(Image credit: Getty/Morsa Images)

2. Optimize your bedroom for sleep

“Essentially, quiet, cool and dark is always good,” says Dr Winter. Experts suggest the optimum temperature for sleep is around 18 degrees Celsius or 65 degrees Fahrenheit, so it’s worth checking your thermostat. 

Black-out blinds or curtains are great at minimising light pollution and thicker fabrics are also helpful in minimising external noise. Failing that, a good quality sleep mask made of a natural, breathable fabric such as silk can help to prevent you waking up due to light disturbances - these are especially useful in the summer months when it gets lighter earlier.

3. Ditch heavy meals before bed

Eating a large, heavy meal before bed can cause bloating, indigestion or heartburn which can all disturb sleep. Research shows leaving three hours between your last meal or snack and bedtime is ideal because it gives your body time to begin digesting food before you sleep.

If eating earlier is difficult, making smart food choices such as lean cuts of meat or fish and fresh or steamed vegetables over fried foods or rich, creamy sauces can all help the digestion process, so you’re not disturbed by trapped wind or indigestion during the night. 

4. Journal your worries
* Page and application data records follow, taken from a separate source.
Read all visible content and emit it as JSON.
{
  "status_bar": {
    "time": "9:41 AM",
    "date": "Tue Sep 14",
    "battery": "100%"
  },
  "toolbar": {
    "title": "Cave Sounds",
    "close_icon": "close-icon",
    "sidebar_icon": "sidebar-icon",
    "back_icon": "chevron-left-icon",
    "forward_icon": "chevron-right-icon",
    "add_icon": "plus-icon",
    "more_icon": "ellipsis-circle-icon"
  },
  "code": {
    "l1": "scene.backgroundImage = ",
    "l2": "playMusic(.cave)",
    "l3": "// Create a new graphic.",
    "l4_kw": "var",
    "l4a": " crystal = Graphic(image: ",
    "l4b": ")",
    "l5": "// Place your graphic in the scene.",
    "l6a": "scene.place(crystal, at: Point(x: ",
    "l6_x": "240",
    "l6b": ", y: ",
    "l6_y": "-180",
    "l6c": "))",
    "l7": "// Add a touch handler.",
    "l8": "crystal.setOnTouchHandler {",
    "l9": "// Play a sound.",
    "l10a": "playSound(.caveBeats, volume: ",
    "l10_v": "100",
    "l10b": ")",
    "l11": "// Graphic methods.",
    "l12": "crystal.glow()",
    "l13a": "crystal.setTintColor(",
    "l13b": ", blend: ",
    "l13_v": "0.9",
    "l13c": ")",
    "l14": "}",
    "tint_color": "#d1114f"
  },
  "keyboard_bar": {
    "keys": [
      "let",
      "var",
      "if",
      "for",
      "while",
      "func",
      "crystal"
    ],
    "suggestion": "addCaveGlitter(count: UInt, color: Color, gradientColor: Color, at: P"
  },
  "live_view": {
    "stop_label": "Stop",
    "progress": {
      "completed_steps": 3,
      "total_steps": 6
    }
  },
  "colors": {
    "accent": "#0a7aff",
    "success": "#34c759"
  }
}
Jotting down any fears, worries or sources of anxiety before you hit the pillow is a useful tool to help you wind down. “But when you do find yourself awake in the night, you could try a little meditation to help you relax – for example, planning a dream holiday or vacation, or replaying a positive experience or somewhere you like to go can help you to stop feeling anxious about being awake.”

5. Understand that night wakings are normal

“We’re supposed to wake up from time to time as we move from one sleep stage to the next, so it’s important to accept it’s going to happen,” explains Dr Winter. “It’s vital we don’t encourage the message that awakenings are bad, dangerous or scary. Instead, it’s important to cultivate a positive and accepting attitude about night waking, because if you’re human, you are going to wake up from time to time.”

Bethan King
Freelance Journalist


Bethan is a freelance journalist, brand consultant and copywriter, specialising in beauty, fashion, wellbeing, and health. She has over 17 years' experience working across print and digital platforms on national weekly, monthly and bi-monthly magazines, including Stylist online, Refinery29, Elle Australia, Grazia Australia, OK!, The Sunday Mirror, The Metro, Stella and Telegraph online, and more. Bethan has a keen interest in sleep and, crucially, how she somehow can get more of it.